Hunting coyotes by calling or watching bait can be more fun and is the perfect break from cold winter weather after deer season has passed. More importantly, you can use most of your deer hunting gear to score on a coyote that easily can kill a dozen whitetails you’d be hunting in the fall. If you are serious about preserving and selling fur, consider a predator caliber like the .223 or .22-250. Otherwise, use whichever rifle you shoot best. Scout your deer areas for tracks in the snow and if there are lots of tracks near your favorite tree stand consider putting a road-killed bait nearby.

If you are not concerned about preserving fur, use your favorite deer rifle.

Double Dip for Success-
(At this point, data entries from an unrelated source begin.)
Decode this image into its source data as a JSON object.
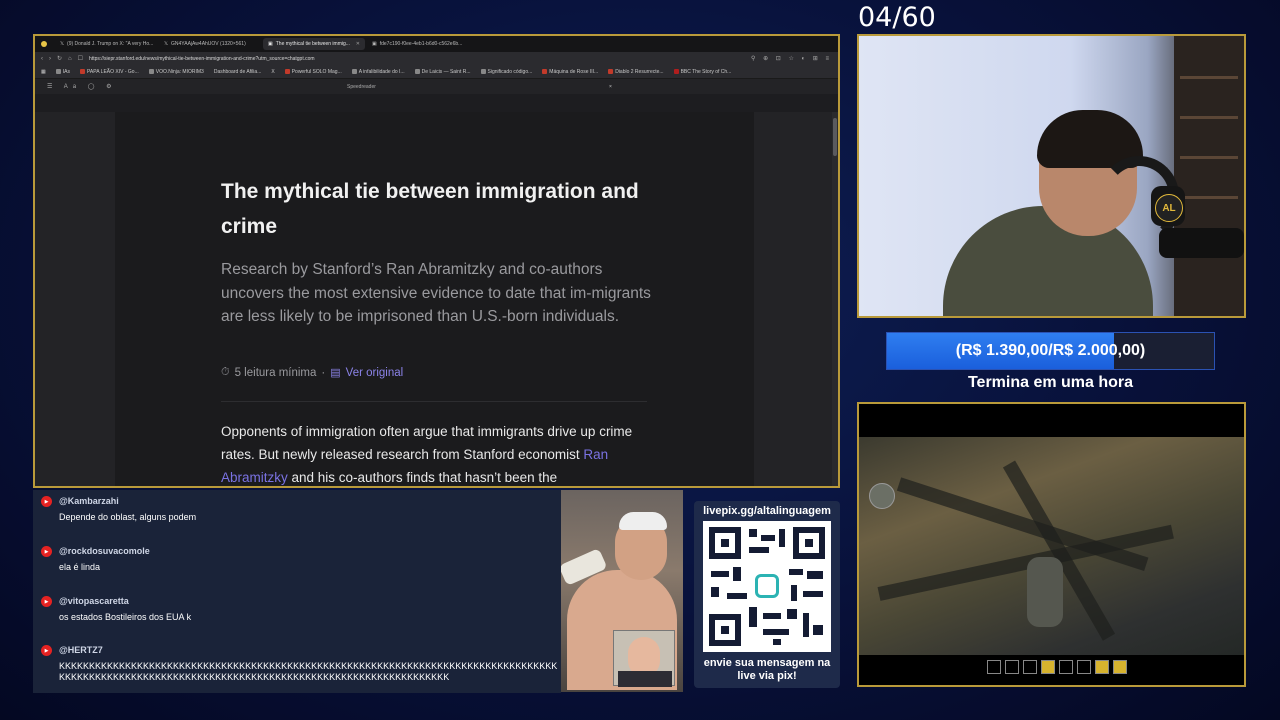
{
  "overlay": {
    "counter": "04/60",
    "goal": {
      "text": "(R$ 1.390,00/R$ 2.000,00)",
      "progress": 0.695,
      "subtitle": "Termina em uma hora"
    },
    "qr": {
      "top": "livepix.gg/altalinguagem",
      "bottom_line1": "envie sua mensagem na",
      "bottom_line2": "live via pix!"
    },
    "webcam_badge": "AL"
  },
  "browser": {
    "tabs": [
      {
        "label": "(9) Donald J. Trump on X: \"A very Ho...",
        "active": false
      },
      {
        "label": "GN4YAAjAw4AhUOV (1320×561)",
        "active": false
      },
      {
        "label": "The mythical tie between immig...",
        "active": true
      },
      {
        "label": "fde7c190-f0ee-4eb1-b6d0-c562e6b...",
        "active": false
      }
    ],
    "url": "https://siepr.stanford.edu/news/mythical-tie-between-immigration-and-crime?utm_source=chatgpt.com",
    "bookmarks": [
      "IAs",
      "PAPA LEÃO XIV - Go...",
      "VOO.Ninja: MIORIM3",
      "Dashboard de Afilia...",
      "X",
      "Powerful SOLO Mag...",
      "A infalibilidade do I...",
      "De Laicis — Saint R...",
      "Significado código...",
      "Máquina de Rose III...",
      "Diablo 2 Resurrecte...",
      "BBC The Story of Ch..."
    ],
    "reader_title": "Speedreader",
    "reader_close": "×"
  },
  "article": {
    "title": "The mythical tie between immigration and crime",
    "subtitle": "Research by Stanford’s Ran Abramitzky and co-authors uncovers the most extensive evidence to date that im-migrants are less likely to be imprisoned than U.S.-born individuals.",
    "read_time": "5 leitura mínima",
    "separator": "·",
    "view_original": "Ver original",
    "body_pre": "Opponents of immigration often argue that immigrants drive up crime rates. But newly released research from Stanford economist ",
    "body_link": "Ran Abramitzky",
    "body_post": " and his co-authors finds that hasn’t been the"
  },
  "chat": {
    "messages": [
      {
        "user": "@Kambarzahi",
        "text": "Depende do oblast, alguns podem"
      },
      {
        "user": "@rockdosuvacomole",
        "text": "ela é linda"
      },
      {
        "user": "@vitopascaretta",
        "text": "os estados Bostileiros dos EUA k"
      },
      {
        "user": "@HERTZ7",
        "text": "KKKKKKKKKKKKKKKKKKKKKKKKKKKKKKKKKKKKKKKKKKKKKKKKKKKKKKKKKKKKKKKKKKKKKKKKKKKKKKKKKKKKKKKKKKKKKKKKKKKKKKKKKKKKKKKKKKKKKKKKKKKKKKKKKKKKKKKKKKKKKKKKKKKK"
      }
    ]
  },
  "colors": {
    "frame_gold": "#b99a3a",
    "goal_fill": "#2f7ef0",
    "link_purple": "#8b83e8",
    "youtube_red": "#e52222"
  }
}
A conservation officer in New York had a considerable commute each day through back roads in a remote area where he often hunted deer. He knew several landowners, collected a roadkill, and placed it near one of his stands. His drive to and from work allowed him to monitor the bait and if he saw action, he sneaked in early in the morning just like in deer season. If you cannot hunt over a bait, monitoring it with snow on the ground will tell you when coyotes are active and a trail camera can give you precise feeding times. This post from the Realtree website will give you lots of tips to maximize winter coyote hunting and you’ll find it’s easier than you think:
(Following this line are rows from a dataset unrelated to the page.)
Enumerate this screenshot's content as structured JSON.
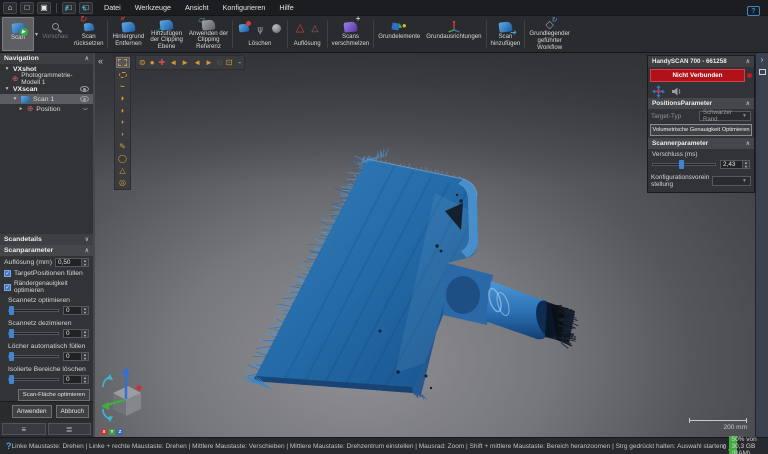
{
  "window": {
    "menus": [
      "Datei",
      "Werkzeuge",
      "Ansicht",
      "Konfigurieren",
      "Hilfe"
    ],
    "titlebar_icon_names": [
      "home-icon",
      "new-session-icon",
      "box-icon",
      "open-session-icon",
      "save-session-icon"
    ],
    "help_icon_name": "help-feedback-icon"
  },
  "ribbon": {
    "scan_label": "Scan",
    "vorschau_label": "Vorschau",
    "ruecksetzen_label": "Scan\nrücksetzen",
    "hintergrund_label": "Hintergrund\nEntfernen",
    "clipping_ebene_label": "Hinzufügen\nder Clipping\nEbene",
    "clipping_referenz_label": "Anwenden der\nClipping\nReferenz",
    "loeschen_label": "Löschen",
    "aufloesung_label": "Auflösung",
    "verschmelzen_label": "Scans\nverschmelzen",
    "grundelemente_label": "Grundelemente",
    "grundausrichtungen_label": "Grundausrichtungen",
    "scan_hinzufuegen_label": "Scan\nhinzufügen",
    "workflow_label": "Grundlegender\ngeführter\nWorkflow",
    "icon_names": [
      "scan-play-icon",
      "preview-magnifier-icon",
      "reset-scan-icon",
      "remove-background-icon",
      "add-clipping-plane-icon",
      "apply-clipping-reference-icon",
      "delete-brush-icon",
      "delete-branch-icon",
      "delete-sphere-icon",
      "resolution-triangle-icon",
      "resolution-triangle-small-icon",
      "merge-scans-icon",
      "primitives-icon",
      "alignments-axis-icon",
      "add-scan-icon",
      "guided-workflow-icon"
    ]
  },
  "navigation": {
    "title": "Navigation",
    "vxshot": "VXshot",
    "photogrammetrie": "Photogrammetrie-Modell 1",
    "vxscan": "VXscan",
    "scan1": "Scan 1",
    "position": "Position"
  },
  "scandetails": {
    "title": "Scandetails",
    "scanparameter_title": "Scanparameter",
    "aufloesung_label": "Auflösung (mm)",
    "aufloesung_value": "0,50",
    "checkbox1": "TargetPositionen füllen",
    "checkbox2": "Rändergenauigkeit optimieren",
    "check_glyph": "✓",
    "slider1_label": "Scannetz optimieren",
    "slider1_value": "0",
    "slider2_label": "Scannetz dezimieren",
    "slider2_value": "0",
    "slider3_label": "Löcher automatisch füllen",
    "slider3_value": "0",
    "slider4_label": "Isolierte Bereiche löschen",
    "slider4_value": "0",
    "optimize_button": "Scan-Fläche optimieren",
    "apply_button": "Anwenden",
    "cancel_button": "Abbruch"
  },
  "scanner_panel": {
    "title": "HandySCAN 700 - 661258",
    "connection_status": "Nicht Verbunden",
    "icon_names": [
      "targeting-move-icon",
      "speaker-icon",
      "connection-led-icon"
    ],
    "positions_title": "PositionsParameter",
    "target_typ_label": "Target-Typ",
    "target_typ_value": "Schwarzer Rand",
    "volumetric_button": "Volumetrische Genauigkeit Optimieren",
    "scanner_title": "Scannerparameter",
    "verschluss_label": "Verschluss (ms)",
    "verschluss_value": "2,43",
    "konfig_label": "Konfigurationsvorein\nstellung"
  },
  "viewport": {
    "scale_label": "200 mm",
    "axis_x": "X",
    "axis_y": "Y",
    "axis_z": "Z",
    "toolbar_icon_names": [
      "collapse-chevron-icon",
      "rect-select-icon",
      "ellipse-select-icon",
      "circle-brush-icon",
      "move-cross-icon",
      "rotate-left-icon",
      "rotate-right-icon",
      "flip-left-icon",
      "flip-right-icon",
      "dotted-circle-icon",
      "dotted-square-icon",
      "more-icon",
      "lasso-icon",
      "freecurve-icon",
      "halfdisc-icon",
      "pencil-icon",
      "circle-icon",
      "triangle-icon",
      "drop-icon"
    ]
  },
  "statusbar": {
    "hints": "Linke Maustaste: Drehen  |  Linke + rechte Maustaste: Drehen  |  Mittlere Maustaste: Verschieben  |  Mittlere Maustaste: Drehzentrum einstellen  |  Mausrad: Zoom  |  Shift + mittlere Maustaste: Bereich heranzoomen  |  Strg gedrückt halten: Auswahl starten",
    "help_glyph": "?",
    "ram_text": "50% von 30,3 GB (RAM)"
  },
  "colors": {
    "accent_orange": "#d69a35",
    "scan_blue": "#2f7fc4",
    "alert_red": "#b11219",
    "ram_green": "#3fae3f",
    "selection_gray": "#5b5d61"
  }
}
You know how hungry you get when you’re out hunting or working in the freezing cold during a long winter day? How the cold seems to sap your energy and strength, making you think about eating a snack or check your watch to see if it’s time yet for lunch? How your body quickly burns through the fuel you fed it for breakfast and demands more?

Well, that’s exactly the reason you should be out hunting coyotes on cold, snowy days. They are out in that cold day and night and they’re always on the prowl for something to eat, making them susceptible to calling.